**ACTIVITY**:
Would you go through the records below and copy each line with the string "device"?

--- INPUT DATA Enclosed Below ---

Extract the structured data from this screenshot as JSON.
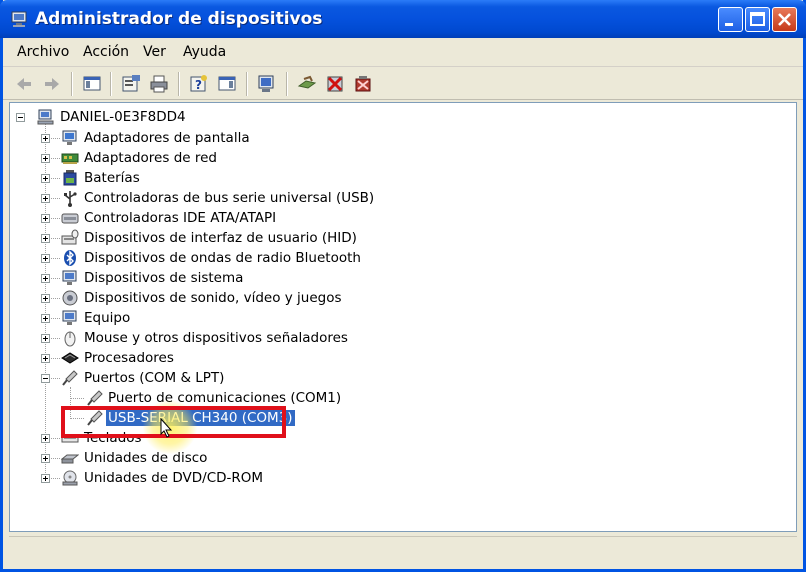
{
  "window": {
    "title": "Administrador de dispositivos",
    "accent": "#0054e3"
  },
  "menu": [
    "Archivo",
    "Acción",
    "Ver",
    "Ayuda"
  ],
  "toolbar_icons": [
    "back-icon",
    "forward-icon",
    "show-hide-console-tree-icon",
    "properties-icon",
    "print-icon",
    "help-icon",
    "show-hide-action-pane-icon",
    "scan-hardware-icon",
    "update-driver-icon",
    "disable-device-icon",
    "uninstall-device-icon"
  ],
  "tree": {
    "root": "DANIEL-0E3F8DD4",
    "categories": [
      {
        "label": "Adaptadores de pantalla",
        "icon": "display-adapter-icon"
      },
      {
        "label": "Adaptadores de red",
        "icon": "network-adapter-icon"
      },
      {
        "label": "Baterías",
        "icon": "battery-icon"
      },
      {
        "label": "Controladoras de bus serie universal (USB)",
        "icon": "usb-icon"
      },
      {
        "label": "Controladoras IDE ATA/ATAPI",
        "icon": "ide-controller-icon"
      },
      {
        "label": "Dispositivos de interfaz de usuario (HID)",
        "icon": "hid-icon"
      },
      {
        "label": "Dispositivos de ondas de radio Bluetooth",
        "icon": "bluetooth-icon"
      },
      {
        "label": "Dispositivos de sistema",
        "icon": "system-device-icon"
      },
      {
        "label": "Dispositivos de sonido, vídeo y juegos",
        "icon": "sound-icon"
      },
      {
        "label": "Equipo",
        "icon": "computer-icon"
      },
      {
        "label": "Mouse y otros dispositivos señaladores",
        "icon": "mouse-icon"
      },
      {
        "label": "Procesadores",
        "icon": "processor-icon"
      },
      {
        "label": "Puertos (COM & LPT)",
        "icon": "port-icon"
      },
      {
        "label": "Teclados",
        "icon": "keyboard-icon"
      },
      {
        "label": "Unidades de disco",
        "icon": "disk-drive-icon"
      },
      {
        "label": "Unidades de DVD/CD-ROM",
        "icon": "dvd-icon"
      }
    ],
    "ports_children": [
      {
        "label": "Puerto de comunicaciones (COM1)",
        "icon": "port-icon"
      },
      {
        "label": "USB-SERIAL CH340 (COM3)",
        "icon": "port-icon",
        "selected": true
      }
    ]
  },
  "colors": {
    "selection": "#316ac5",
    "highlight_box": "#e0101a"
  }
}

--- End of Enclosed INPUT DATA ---
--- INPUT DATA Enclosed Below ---

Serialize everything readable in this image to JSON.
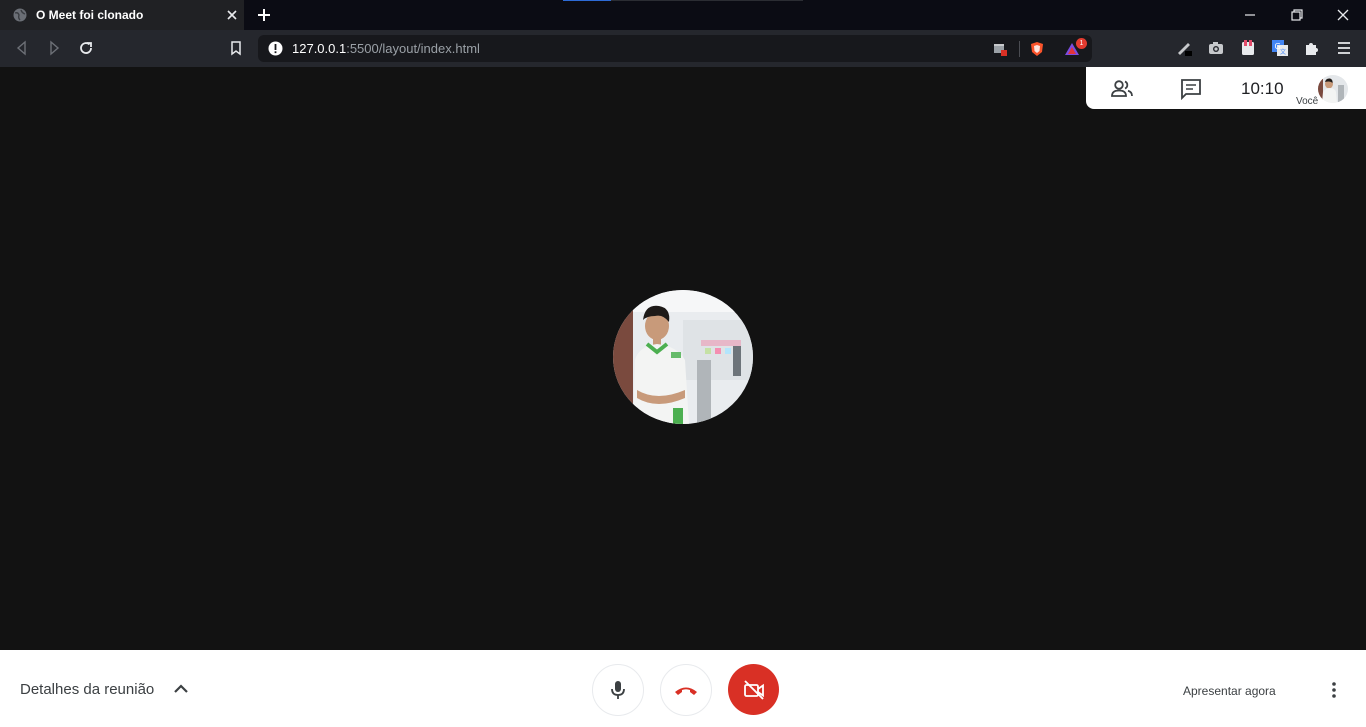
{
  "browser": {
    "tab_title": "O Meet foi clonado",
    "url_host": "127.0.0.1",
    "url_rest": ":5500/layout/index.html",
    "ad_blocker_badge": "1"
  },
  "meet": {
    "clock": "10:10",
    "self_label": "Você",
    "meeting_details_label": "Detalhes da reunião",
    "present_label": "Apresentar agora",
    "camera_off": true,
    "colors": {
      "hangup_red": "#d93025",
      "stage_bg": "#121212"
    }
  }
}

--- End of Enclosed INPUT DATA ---

**ANSWER BOX**:
    "disable-device-icon",
    "uninstall-device-icon"
        "icon": "system-device-icon"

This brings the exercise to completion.